This winter, Hart’s boys basketball team finished the regular season 22-0, the girls basketball team made it to the Division 3 Semifinals at the Breslin Center, wrestling qualified for the Team Finals for the fourth-straight year and competitive cheer placed fourth in Division 4. This spring, the Hart girls track & field team won its second-straight Division 3 Finals team title, and the boys placed fourth.
“It’s a great place to call home, a great place to live, always has been,” said Hansen of his hometown, which got its name from its central position in the “heart” of Oceana County.
And who would have imagined that these two high school teammates could still come home again for a reunion at the age of 98?
Tom Kendra worked 23 years at The Muskegon Chronicle, including five as assistant sports editor and the final six as sports editor through 2011. E-mail him at [email protected] with story ideas for Muskegon, Oceana, Mason, Lake, Oceola, Mecosta and Newaygo counties.
PHOTOS (Top) Members of the 1943 Hart High School varsity baseball team gather together, preparing for a team photo.

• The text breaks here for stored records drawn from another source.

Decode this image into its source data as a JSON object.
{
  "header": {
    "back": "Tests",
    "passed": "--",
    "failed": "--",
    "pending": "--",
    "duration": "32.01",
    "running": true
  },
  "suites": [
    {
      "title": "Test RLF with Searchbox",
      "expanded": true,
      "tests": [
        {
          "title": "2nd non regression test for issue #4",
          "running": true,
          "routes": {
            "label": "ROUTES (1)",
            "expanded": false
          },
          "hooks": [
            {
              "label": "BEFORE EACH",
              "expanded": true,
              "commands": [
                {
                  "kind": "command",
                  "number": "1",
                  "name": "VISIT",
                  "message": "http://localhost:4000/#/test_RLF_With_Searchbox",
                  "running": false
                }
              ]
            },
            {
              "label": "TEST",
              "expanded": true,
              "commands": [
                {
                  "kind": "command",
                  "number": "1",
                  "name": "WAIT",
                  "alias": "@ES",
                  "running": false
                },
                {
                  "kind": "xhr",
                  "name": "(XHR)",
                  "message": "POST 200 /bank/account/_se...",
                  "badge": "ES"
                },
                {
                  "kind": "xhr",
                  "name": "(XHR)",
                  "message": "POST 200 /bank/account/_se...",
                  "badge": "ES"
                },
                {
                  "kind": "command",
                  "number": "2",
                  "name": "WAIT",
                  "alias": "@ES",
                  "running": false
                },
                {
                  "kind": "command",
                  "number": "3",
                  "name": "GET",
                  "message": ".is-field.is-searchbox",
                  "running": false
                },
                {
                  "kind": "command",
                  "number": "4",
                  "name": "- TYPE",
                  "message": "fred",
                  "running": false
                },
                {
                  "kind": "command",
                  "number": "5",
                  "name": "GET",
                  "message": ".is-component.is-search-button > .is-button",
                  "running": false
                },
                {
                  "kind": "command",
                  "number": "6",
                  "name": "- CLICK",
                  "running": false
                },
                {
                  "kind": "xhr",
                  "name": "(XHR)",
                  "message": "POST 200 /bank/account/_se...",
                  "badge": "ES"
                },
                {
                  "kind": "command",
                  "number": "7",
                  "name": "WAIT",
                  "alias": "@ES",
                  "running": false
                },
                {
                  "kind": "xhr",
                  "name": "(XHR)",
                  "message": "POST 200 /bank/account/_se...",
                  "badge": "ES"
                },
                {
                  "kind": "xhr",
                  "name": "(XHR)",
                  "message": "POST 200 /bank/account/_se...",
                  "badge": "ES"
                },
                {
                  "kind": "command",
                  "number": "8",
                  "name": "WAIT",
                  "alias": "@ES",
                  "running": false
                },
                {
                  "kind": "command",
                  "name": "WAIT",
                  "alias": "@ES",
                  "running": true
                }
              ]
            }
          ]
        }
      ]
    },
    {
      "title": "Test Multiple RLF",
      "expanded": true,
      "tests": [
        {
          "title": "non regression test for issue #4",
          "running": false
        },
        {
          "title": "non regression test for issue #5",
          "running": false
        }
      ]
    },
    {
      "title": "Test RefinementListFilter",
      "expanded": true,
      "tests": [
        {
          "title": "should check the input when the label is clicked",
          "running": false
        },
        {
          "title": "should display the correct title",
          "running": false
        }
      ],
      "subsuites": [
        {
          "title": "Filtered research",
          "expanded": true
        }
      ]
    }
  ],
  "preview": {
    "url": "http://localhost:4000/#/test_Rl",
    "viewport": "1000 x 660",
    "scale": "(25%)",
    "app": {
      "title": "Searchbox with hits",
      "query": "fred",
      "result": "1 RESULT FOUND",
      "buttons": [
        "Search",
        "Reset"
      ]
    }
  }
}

Among those are Harold Gayle Tate (far left) and Walter "Stretch" Hansen, at 6-6 the tallest player in the back row. (Middle) Hansen, left, and Tate reunite for the first time in 80 years on Monday, May 22, 2023, in their hometown of Hart. (Below) Hansen served from 1943 to 1946 as a Sergeant in the Pacific Theater during World War II. Tate served from 1945 to 1946 as a Platoon Sergeant in the Pacific Theater during World War II. (Top photo courtesy of Stretch Hansen. Middle and below photos courtesy of Richard Mullally.)